Indonesia is the world’s second-largest source of marine plastic waste after China. The country used an astounding 9.8 billion plastic bags in 2016 alone. Many of them end up in rivers and the ocean — marring the island’s idyllic vistas. Seeing a threat to its tourism industry, Indonesia has committed to cutting plastic waste by 70 percent by 2025.
Recycle, recycle, recycle
Akasar knows his Trash Heroes are just part of the solution – ideally plastic waste should never get into the environment in the first place. “It’s more important that we educate the people on how to deal with their trash and not use plastic,” he says. “Step by step, we try to inspire people and hope they will help keep Bali clean for the future.”
The volunteers’ work on Saba beach done, Akasar drives over to see his friend Nyoman Adi Artana at his plastic waste plant, where a hydraulic press crushes 5,000 bottles into approximately 1 cubic meter, weighing up to 140 kilos. An average day’s work processes three truck-loads, around 1,600 kilograms, which are sent for recycling on goods trucks that would otherwise return empty to Java.

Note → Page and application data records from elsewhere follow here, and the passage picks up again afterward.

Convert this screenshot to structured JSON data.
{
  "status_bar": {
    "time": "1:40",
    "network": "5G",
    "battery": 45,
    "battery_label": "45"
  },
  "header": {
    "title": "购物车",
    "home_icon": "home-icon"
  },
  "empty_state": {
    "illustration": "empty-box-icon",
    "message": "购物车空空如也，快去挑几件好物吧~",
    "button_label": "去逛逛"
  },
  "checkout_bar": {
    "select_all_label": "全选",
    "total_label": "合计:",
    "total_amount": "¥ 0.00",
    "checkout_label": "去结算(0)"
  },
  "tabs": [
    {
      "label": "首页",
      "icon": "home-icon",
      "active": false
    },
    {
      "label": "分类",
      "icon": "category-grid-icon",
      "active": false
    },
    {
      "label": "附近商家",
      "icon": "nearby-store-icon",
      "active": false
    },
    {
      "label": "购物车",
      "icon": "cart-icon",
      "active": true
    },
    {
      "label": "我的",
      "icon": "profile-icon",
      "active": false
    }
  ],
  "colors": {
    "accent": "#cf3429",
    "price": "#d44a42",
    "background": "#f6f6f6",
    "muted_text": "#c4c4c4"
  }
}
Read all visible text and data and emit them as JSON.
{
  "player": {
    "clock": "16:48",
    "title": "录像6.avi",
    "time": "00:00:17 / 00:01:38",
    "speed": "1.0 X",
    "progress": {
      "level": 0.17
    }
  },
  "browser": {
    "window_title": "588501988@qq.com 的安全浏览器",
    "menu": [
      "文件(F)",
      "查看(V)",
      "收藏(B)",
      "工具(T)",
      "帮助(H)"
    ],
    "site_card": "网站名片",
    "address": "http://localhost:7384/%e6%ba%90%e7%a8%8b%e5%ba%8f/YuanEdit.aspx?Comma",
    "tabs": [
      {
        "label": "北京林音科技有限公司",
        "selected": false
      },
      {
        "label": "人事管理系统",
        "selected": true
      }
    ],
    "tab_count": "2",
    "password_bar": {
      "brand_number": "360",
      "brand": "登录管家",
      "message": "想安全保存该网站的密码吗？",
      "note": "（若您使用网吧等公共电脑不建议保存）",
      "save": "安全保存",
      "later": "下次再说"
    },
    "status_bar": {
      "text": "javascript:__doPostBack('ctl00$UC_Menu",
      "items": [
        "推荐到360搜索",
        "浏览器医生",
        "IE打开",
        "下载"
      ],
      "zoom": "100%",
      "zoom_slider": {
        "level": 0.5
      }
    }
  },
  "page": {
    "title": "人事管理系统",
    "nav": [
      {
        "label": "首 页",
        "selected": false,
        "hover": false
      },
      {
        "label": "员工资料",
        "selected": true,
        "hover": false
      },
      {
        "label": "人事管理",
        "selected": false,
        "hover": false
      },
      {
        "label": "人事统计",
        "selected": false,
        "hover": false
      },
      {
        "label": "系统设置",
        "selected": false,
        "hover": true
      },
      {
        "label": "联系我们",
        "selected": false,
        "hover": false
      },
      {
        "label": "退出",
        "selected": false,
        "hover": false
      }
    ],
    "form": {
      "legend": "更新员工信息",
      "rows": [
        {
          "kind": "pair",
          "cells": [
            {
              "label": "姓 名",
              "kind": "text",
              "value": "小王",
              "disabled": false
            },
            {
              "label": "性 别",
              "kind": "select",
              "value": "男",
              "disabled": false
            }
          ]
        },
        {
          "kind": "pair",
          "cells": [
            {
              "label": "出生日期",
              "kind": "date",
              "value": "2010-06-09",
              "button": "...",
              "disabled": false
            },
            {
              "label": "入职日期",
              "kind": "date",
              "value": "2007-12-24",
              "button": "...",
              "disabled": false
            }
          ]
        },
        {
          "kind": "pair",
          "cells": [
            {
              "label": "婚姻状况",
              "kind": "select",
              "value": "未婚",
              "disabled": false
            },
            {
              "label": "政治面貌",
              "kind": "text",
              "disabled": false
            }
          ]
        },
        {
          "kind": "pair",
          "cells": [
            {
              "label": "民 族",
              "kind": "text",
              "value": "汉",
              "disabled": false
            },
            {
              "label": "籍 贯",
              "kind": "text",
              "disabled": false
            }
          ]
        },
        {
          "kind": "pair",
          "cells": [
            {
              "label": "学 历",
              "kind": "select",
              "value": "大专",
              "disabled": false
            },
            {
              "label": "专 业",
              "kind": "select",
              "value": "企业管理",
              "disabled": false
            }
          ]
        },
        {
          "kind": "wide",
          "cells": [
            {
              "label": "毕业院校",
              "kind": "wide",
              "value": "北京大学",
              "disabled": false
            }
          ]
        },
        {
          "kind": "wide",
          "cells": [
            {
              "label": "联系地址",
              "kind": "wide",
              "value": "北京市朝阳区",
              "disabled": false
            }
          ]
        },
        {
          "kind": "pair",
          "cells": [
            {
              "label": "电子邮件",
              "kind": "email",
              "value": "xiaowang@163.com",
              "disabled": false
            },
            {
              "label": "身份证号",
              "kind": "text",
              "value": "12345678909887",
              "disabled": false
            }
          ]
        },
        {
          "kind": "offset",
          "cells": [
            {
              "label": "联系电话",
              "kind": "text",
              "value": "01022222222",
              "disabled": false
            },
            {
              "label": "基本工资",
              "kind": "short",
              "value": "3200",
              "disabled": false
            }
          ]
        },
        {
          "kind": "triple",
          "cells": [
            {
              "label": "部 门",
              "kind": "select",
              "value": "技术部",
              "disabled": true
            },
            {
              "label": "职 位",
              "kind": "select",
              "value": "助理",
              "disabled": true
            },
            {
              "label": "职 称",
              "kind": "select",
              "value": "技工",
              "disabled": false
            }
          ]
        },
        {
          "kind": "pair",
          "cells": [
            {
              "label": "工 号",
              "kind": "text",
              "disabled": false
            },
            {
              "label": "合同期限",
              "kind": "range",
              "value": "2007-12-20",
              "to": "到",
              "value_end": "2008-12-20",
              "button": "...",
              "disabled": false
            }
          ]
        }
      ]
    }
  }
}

Each bale earns the plant around $4. “There is not a lot of money to make this kind of thing. Plastic is not a sexy business,” Adi Artana says. Too often, you see people throwing trash into rivers or burning plastic on the side of the road. Nyoman Adi Artana wants to set a better example, getting more and more people to recycle plastics after use.
And one Bali-based company is working at the production end of the equation too, using bioplastics that could, with development, cater to large parts of current plastics demand. Bioplastics are biodegradable materials made from plants like seaweed and cassava, or bacterial processes.
Nyoman Adi Artana says there’s not much money in recycling plastic bottles but he wants to set an example
Avani Eco converts cassava, abundantly available in Indonesia, into plastic bags and straws, and turns sugar cane fiber into takeaway containers. “Here in Indonesia, we are growing about 25.2 million pounds of cassava annually,” Kevin Kumala, the company’s co-founder, told DW. “When it comes to the commodity price, cassava is the most economical commodity available in the country.”
Founded in 2014, Avani Eco now has 95 staff and 20 machines, which can churn out 40 tons of cassava bags per month. Kumala is convinced that by facing up to its ocean pollution crisis Bali will set a powerful example.
“We have been fortunate to have our stakeholders who became our partners and distributors visiting the island and wanting to invest in the company and bring the technology back to their home place,” says Kumala.
Disrupting the market
The most distinctive items to come out of the Bali factory are “I’m Not Plastic” cassava bags. They cost 50 percent more than regular plastic bags, but Avani are still in the early stages of scaling up their output and expect economies of scale to bring the price down with increased demand and bulk production.
“Given the higher price of our products, the challenge is definitely convincing customers like supermarkets and retail chains,” Kumala says.
But it’s a challenge his company is ready to take on: “We see ourselves as a disruptor in the marketplace. Being a disruptor, you cannot be comfortable. Each and every day we’re doing a lot of research and development, improving our product.”
“I think the utilization of plastic will drop as much as 70 even 80 percent 10 years down the road,” he adds. With growing interest from the Middle East, Caribbean and East Asia, Avani’s biggest challenge may one day be keeping up with demand.